One of the systems Lach recommended was telling each other, “red light” if they didn’t agree with something, “yellow light” if they weren’t sure, and “green light” if they agreed—a simple step that could quickly cut across their cultural and academic backgrounds.

With their relationship established, the UB students started by interviewing key stakeholders at Stitch Buffalo and conducting an organizational assessment to identify short- and long-term priorities.

Over the course of the summer, the team implemented many improvements that continue to help Stitch Buffalo and the women they serve. They set up software that allowed for more efficient collaboration, launched a new website, designed a brochure to recruit new participants, worked toward getting key documents translated into the women’s native languages, restaged the retail environment, led the organization’s first board retreat, and even performed a safety check of the storefront.

In addition, the team developed a financial empowerment plan built on three goals: organize, prosper and sustain. They proposed organizing by creating a formalized digital inventory process and implementing a new digital point-of-sale system, prospering by developing internship and financial literacy programs to help refugee women learn new skills, and sustaining by continuing to gather feedback and foster relationships with other organizations.

The UB students also identified an opportunity for refugee women to help shape the future of Stitch Buffalo. The majority of the leadership and staff at Stitch Buffalo are white Americans. Chen, who was born and raised in China, was quick to reinforce the importance of representation within the organization.

As a self-described “nonwhite woman in America whose first language is not English,” Chen understood firsthand many of the obstacles faced by the refugee women and, along with Bailey and Lach, advocated for Stitch Buffalo to include input from the women’s perspective.

“Now, they are inviting refugee women to participate in new ways that hadn’t existed before, including new leadership roles in the organization,” says Bailey. “It’s really what we had hoped to foster.”

The culmination of the Social Impact Fellows program is the annual Pitch for a Cause competition. There, each team of Social Impact Fellows gets five minutes to tell a panel of judges about their work and the impact on the community. The winning team earns $2,000 for their partner organization to implement the solutions that the team developed.

This year, the Stitch Buffalo team walked away with the first-place prize, enabling the organization to update critical infrastructure to support the refugee women.

Shaping students’ future career paths

For Bailey, the Social Impact Fellows experience helped her discover potential new paths for after she graduates.

“It’s really opened up some opportunities to consider those more unconventional social work roles,” she says. “I now have the confidence to approach industries that may be slightly outside my field.”

Even for students from the School of Management and College of Arts and Sciences, the program proved how a social work perspective can help them achieve their goals.

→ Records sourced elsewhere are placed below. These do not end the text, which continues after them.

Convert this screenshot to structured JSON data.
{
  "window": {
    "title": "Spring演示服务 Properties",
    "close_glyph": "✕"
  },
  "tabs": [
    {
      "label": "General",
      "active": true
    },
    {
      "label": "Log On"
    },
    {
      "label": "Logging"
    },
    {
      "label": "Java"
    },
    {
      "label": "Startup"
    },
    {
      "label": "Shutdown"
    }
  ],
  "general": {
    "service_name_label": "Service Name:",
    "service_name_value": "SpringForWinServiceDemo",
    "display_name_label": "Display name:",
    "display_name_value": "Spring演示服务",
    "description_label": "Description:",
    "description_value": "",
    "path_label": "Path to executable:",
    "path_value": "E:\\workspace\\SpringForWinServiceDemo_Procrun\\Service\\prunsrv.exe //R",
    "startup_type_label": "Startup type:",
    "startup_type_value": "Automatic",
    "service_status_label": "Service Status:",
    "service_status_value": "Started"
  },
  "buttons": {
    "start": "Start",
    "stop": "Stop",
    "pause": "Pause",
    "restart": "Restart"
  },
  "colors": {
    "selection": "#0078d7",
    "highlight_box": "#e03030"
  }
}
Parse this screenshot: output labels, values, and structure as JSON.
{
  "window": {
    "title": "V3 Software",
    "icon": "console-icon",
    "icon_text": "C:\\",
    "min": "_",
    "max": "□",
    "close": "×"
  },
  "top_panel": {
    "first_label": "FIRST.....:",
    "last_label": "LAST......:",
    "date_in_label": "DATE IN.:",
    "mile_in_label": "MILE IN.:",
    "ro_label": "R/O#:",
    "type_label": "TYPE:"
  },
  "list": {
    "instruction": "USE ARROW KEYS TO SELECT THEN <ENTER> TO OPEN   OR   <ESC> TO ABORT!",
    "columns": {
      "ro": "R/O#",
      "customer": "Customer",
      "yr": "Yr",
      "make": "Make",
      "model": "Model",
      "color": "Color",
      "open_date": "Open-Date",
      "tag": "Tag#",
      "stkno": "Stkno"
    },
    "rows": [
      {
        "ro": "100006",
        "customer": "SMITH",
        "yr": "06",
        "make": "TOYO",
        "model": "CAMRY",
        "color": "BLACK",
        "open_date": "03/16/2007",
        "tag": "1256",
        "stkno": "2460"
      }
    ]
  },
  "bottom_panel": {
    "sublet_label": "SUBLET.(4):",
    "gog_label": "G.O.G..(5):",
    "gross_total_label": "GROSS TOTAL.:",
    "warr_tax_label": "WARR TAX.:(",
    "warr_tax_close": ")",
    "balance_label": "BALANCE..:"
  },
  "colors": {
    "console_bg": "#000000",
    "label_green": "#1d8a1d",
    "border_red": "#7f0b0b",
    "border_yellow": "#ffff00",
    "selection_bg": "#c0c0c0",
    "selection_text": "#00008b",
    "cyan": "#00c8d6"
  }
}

“Wherever I work in the future, I’ll always think about the questions they asked that I never would have thought of,” says Lach, the MBA candidate, who also owns a small event planning company in Buffalo. Lach explained that watching Bailey focus on the refugee women’s point of view showed her the importance of asking questions like, “What is this going to do for the participants and the people who are benefitting from it?”

For Chen, who has a master’s degree in international commerce, the experience with Stitch Buffalo reinforced her desire to do something meaningful in society for women and minorities. “I want to take some risks,” she says.

Bringing everyone together

Hoeg is most excited about the way that the UB students helped build a stronger community.

“Having them here helped weave together the volunteers, the refugee women and the consumers,” added Hoeg, using an exceptionally apt metaphor to describe the team’s impact. “It’s important because it developed respect for each other, and understanding for each other, and ultimately that’s what we want in our community.”